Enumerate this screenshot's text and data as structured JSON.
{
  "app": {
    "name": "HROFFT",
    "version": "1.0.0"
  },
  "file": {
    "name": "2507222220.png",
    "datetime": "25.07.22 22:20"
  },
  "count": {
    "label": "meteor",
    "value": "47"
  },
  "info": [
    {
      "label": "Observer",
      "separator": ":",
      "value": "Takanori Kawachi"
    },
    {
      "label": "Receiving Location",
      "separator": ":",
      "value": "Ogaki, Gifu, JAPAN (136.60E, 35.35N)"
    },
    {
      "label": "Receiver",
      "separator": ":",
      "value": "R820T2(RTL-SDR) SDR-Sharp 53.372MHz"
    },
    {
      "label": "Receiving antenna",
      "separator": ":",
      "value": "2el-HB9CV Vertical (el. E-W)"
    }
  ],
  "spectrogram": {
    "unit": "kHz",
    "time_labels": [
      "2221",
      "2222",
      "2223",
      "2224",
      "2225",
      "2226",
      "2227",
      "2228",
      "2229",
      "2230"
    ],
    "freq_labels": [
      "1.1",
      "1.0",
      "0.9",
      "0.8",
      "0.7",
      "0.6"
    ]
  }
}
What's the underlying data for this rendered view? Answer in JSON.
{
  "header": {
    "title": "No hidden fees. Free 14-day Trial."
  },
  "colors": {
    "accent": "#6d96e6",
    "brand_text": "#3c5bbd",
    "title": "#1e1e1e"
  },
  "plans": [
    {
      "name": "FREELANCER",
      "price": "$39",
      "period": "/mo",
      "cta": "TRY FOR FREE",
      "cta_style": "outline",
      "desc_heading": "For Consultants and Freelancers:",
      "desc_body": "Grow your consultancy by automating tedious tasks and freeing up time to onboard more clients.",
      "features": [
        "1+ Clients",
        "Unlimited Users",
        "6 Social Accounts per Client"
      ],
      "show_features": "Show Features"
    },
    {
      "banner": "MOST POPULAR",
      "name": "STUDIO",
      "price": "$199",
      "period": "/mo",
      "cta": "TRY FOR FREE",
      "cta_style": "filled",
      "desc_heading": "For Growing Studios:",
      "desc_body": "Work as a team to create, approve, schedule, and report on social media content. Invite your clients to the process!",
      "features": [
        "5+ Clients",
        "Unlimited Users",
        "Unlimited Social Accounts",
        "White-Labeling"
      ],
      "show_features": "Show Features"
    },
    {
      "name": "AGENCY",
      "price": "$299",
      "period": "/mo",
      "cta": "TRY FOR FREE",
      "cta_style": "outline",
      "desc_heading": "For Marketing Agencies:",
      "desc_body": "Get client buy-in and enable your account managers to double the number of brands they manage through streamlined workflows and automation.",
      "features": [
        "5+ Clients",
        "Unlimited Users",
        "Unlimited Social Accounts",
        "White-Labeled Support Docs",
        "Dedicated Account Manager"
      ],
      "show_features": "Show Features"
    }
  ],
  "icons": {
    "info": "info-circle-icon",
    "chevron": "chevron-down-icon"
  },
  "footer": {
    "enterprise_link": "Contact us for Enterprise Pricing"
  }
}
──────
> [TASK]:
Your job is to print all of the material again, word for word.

> [RESULT BELOW]:
Enumerate this screenshot's text and data as structured JSON.
{
  "app": {
    "name": "HROFFT",
    "version": "1.0.0"
  },
  "file": {
    "name": "2507222220.png",
    "datetime": "25.07.22 22:20"
  },
  "count": {
    "label": "meteor",
    "value": "47"
  },
  "info": [
    {
      "label": "Observer",
      "separator": ":",
      "value": "Takanori Kawachi"
    },
    {
      "label": "Receiving Location",
      "separator": ":",
      "value": "Ogaki, Gifu, JAPAN (136.60E, 35.35N)"
    },
    {
      "label": "Receiver",
      "separator": ":",
      "value": "R820T2(RTL-SDR) SDR-Sharp 53.372MHz"
    },
    {
      "label": "Receiving antenna",
      "separator": ":",
      "value": "2el-HB9CV Vertical (el. E-W)"
    }
  ],
  "spectrogram": {
    "unit": "kHz",
    "time_labels": [
      "2221",
      "2222",
      "2223",
      "2224",
      "2225",
      "2226",
      "2227",
      "2228",
      "2229",
      "2230"
    ],
    "freq_labels": [
      "1.1",
      "1.0",
      "0.9",
      "0.8",
      "0.7",
      "0.6"
    ]
  }
}
What's the underlying data for this rendered view? Answer in JSON.
{
  "header": {
    "title": "No hidden fees. Free 14-day Trial."
  },
  "colors": {
    "accent": "#6d96e6",
    "brand_text": "#3c5bbd",
    "title": "#1e1e1e"
  },
  "plans": [
    {
      "name": "FREELANCER",
      "price": "$39",
      "period": "/mo",
      "cta": "TRY FOR FREE",
      "cta_style": "outline",
      "desc_heading": "For Consultants and Freelancers:",
      "desc_body": "Grow your consultancy by automating tedious tasks and freeing up time to onboard more clients.",
      "features": [
        "1+ Clients",
        "Unlimited Users",
        "6 Social Accounts per Client"
      ],
      "show_features": "Show Features"
    },
    {
      "banner": "MOST POPULAR",
      "name": "STUDIO",
      "price": "$199",
      "period": "/mo",
      "cta": "TRY FOR FREE",
      "cta_style": "filled",
      "desc_heading": "For Growing Studios:",
      "desc_body": "Work as a team to create, approve, schedule, and report on social media content. Invite your clients to the process!",
      "features": [
        "5+ Clients",
        "Unlimited Users",
        "Unlimited Social Accounts",
        "White-Labeling"
      ],
      "show_features": "Show Features"
    },
    {
      "name": "AGENCY",
      "price": "$299",
      "period": "/mo",
      "cta": "TRY FOR FREE",
      "cta_style": "outline",
      "desc_heading": "For Marketing Agencies:",
      "desc_body": "Get client buy-in and enable your account managers to double the number of brands they manage through streamlined workflows and automation.",
      "features": [
        "5+ Clients",
        "Unlimited Users",
        "Unlimited Social Accounts",
        "White-Labeled Support Docs",
        "Dedicated Account Manager"
      ],
      "show_features": "Show Features"
    }
  ],
  "icons": {
    "info": "info-circle-icon",
    "chevron": "chevron-down-icon"
  },
  "footer": {
    "enterprise_link": "Contact us for Enterprise Pricing"
  }
}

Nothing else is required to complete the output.